People who already have a cold can help prevent the spread of infection by using tissues when sneezing or coughing, immediately disposing of used tissues, and washing their hands frequently to avoid transmitting germs. It is also best that people with colds avoid physical contact with others who may be particularly susceptible to developing a cold. This includes young children, the elderly and anyone with chronic medical conditions such as asthma or chronic lung disease.

Questions for your doctor about common colds

Preparing questions in advance can help patients to have more meaningful discussions with their physician regarding their conditions. Patients may wish to ask their doctor the following questions related to common colds:

  • How can I know if my symptoms are the result of a cold, the flu or allergies?
  • At what point should I see a doctor about my symptoms?
  • Do my symptoms indicate the need for any special diagnostic tests?
  • What type of treatment will I need?
  • Are there certain activities I should I avoid while I recover?
  • Are there certain over-the-counter medications you recommend? Do these interfere with any of my current medications or medical conditions?
  • Can I take a decongestant or antihistamine to control my symptoms?
  • Is it safe to give my child decongestants or antihistamines?
  • How will I know if I develop a secondary infection due to my cold?
  • What steps should I take to make sure I do not spread my cold to others?

Additional Information


People who experience certain complications that may be associated with colds may be treated with medications intended to relieve those illnesses. For example, antibiotics may be used to treat a bacterial ear infection that may develop as a result of a common cold. However, the rising incidence of antibiotic resistance among germs is a cause for concern and many physicians avoid prescribing antibiotics unless absolutely necessary.

Minocin 100 mg buy augmentin online Order Ampicillin


Bed rest is not necessary, but avoid vigorous activity. Rest often.


Regular diet.
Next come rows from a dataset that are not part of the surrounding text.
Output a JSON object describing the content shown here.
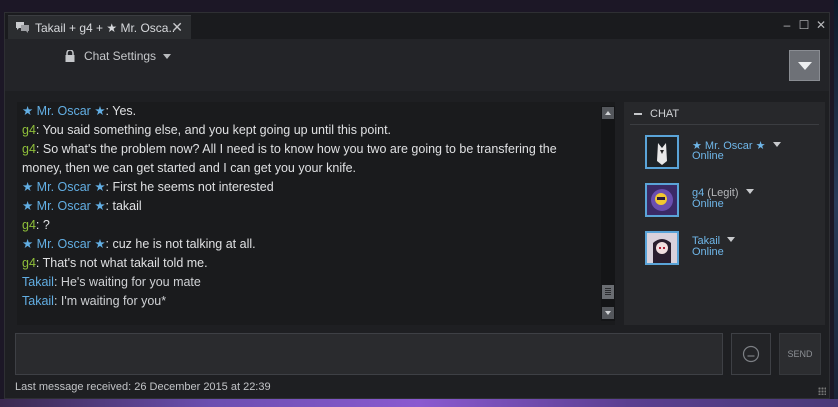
{
  "tab": {
    "title": "Takail + g4 + ★ Mr. Osca...",
    "close": "✕"
  },
  "window_controls": {
    "minimize": "–",
    "maximize": "☐",
    "close": "✕"
  },
  "header": {
    "settings_label": "Chat Settings"
  },
  "messages": [
    {
      "sender": "★ Mr. Oscar ★",
      "sender_color": "oscar",
      "text": ": Yes."
    },
    {
      "sender": "g4",
      "sender_color": "g4",
      "text": ": You said something else, and you kept going up until this point."
    },
    {
      "sender": "g4",
      "sender_color": "g4",
      "text": ": So what's the problem now? All I need is to know how you two are going to be transfering the money, then we can get started and I can get you your knife."
    },
    {
      "sender": "★ Mr. Oscar ★",
      "sender_color": "oscar",
      "text": ": First he seems not interested"
    },
    {
      "sender": "★ Mr. Oscar ★",
      "sender_color": "oscar",
      "text": ": takail"
    },
    {
      "sender": "g4",
      "sender_color": "g4",
      "text": ": ?"
    },
    {
      "sender": "★ Mr. Oscar ★",
      "sender_color": "oscar",
      "text": ": cuz he is not talking at all."
    },
    {
      "sender": "g4",
      "sender_color": "g4",
      "text": ": That's not what takail told me."
    },
    {
      "sender": "Takail",
      "sender_color": "takail",
      "text": ": He's waiting for you mate"
    },
    {
      "sender": "Takail",
      "sender_color": "takail",
      "text": ": I'm waiting for you*"
    }
  ],
  "friends": {
    "header": "CHAT",
    "members": [
      {
        "name": "★ Mr. Oscar ★",
        "nickname": "",
        "status": "Online"
      },
      {
        "name": "g4",
        "nickname": " (Legit)",
        "status": "Online"
      },
      {
        "name": "Takail",
        "nickname": "",
        "status": "Online"
      }
    ]
  },
  "composer": {
    "send_label": "SEND"
  },
  "footer": {
    "last_message": "Last message received: 26 December 2015 at 22:39"
  },
  "colors": {
    "oscar": "#62aee3",
    "g4": "#8fbf3a",
    "takail": "#62aee3",
    "online": "#6fb6e8"
  }
}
Drink extra fluids, including water, fruit juice, tea and carbonated drinks.

What might complicate it?

The viral infection may spread to the larynx, causing hoarseness, pain on swallowing, and a painful cough. Middle ear infection (otitis media) occurs in five percent of children with colds, but is much less common in adults. Approximately five percent of individuals will develop a bacterial sinus infection. Most common colds run their course without complication.
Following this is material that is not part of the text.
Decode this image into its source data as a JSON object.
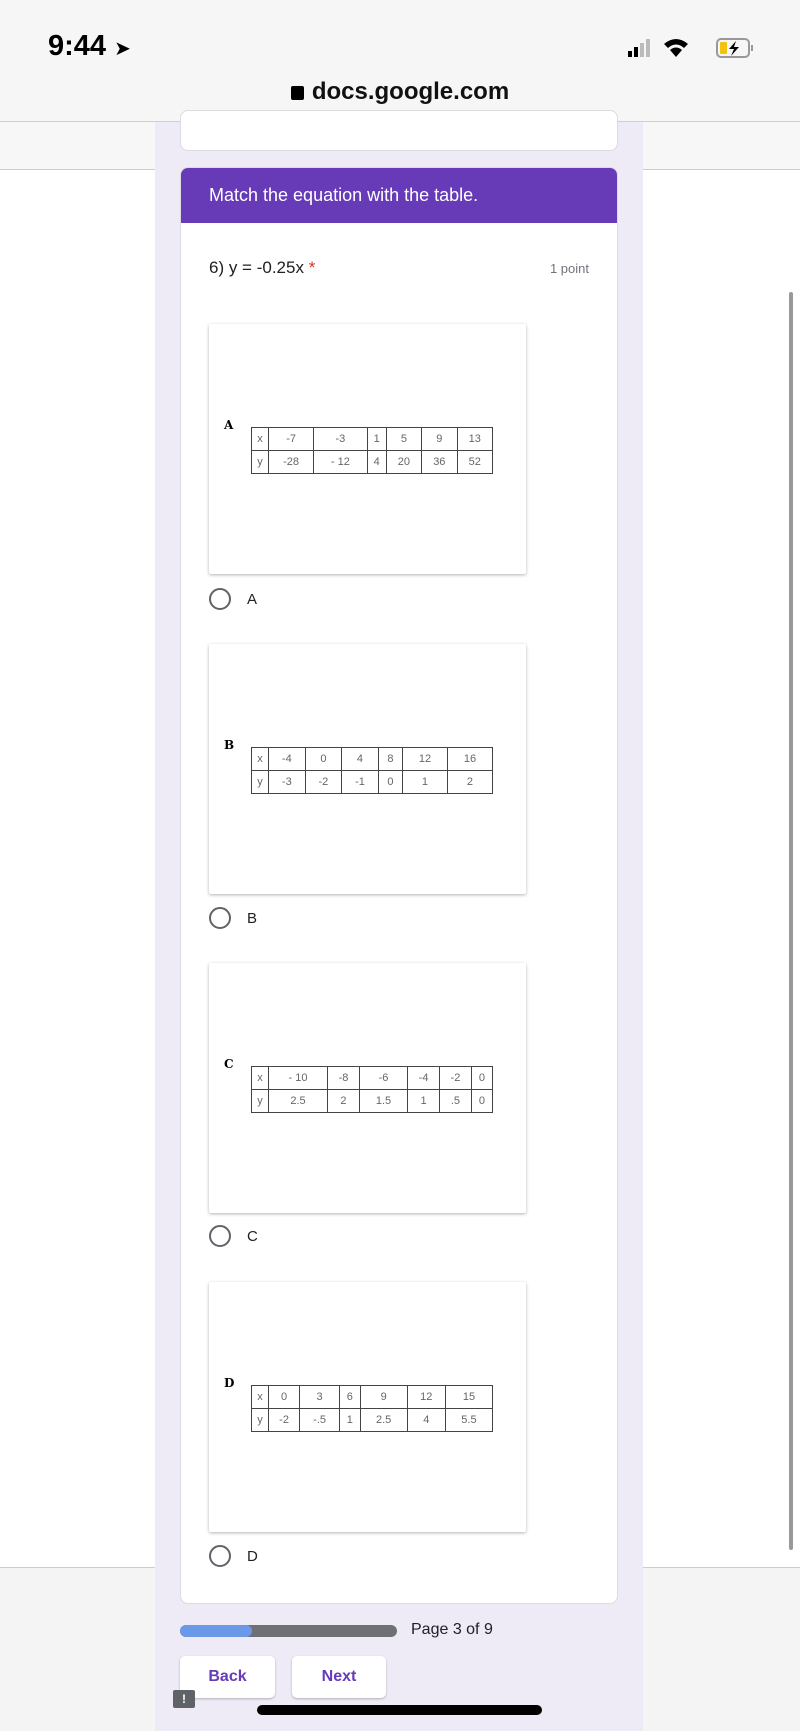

Individuals with asthma or chronic lung disease are at greater risk of complications. Up to 50% of these individuals experience wheezing with their colds. They may develop an acute flare-up of asthma or bronchitis twenty percent of the time.

Progression of a cold into pneumonia is uncommon, usually occurring in a person with a pre-existing lung disorder.

Predicted outcome

The prognosis for the common cold is excellent. A complete recovery to pre-illness health can be expected.


If symptoms are persistent, other possibilities are influenza, bacterial infection of the throat or sinuses, asthma, bronchitis, sinusitis, hay fever (allergic rhinitis), exposure to irritating chemicals or dust, or otitis media.

Appropriate specialists

Internist, pediatrician, pulmonologist, and otolaryngologist.

Notify your physician if

The following occur during the illness:

  • Increased throat pain, or white or yellow spots on the tonsils or other parts of the throat.
  • Coughing episodes that last longer than intervals between coughing; cough that produces thick, yellowgreen or gray sputum; cough that lasts longer than 10 days; or difficult or labored breathing between coughing bouts.
  • You cannot distinguish a common cold from the flu.
  • Fever that lasts several days or fever over 101° F (38.3° C).
  • Shaking chills, chest pain or shortness of breath.
  • Earache or headache.
  • Skin rash; dusky blue or gray lips, skin or nail beds.
  • Pain in the teeth or over the sinuses.
  • Unusual lethargy or irritability.
  • Delirium.
  • Enlarged, tender glands in the neck.
  • Inability to bottle-feed or breast-feed in an infant.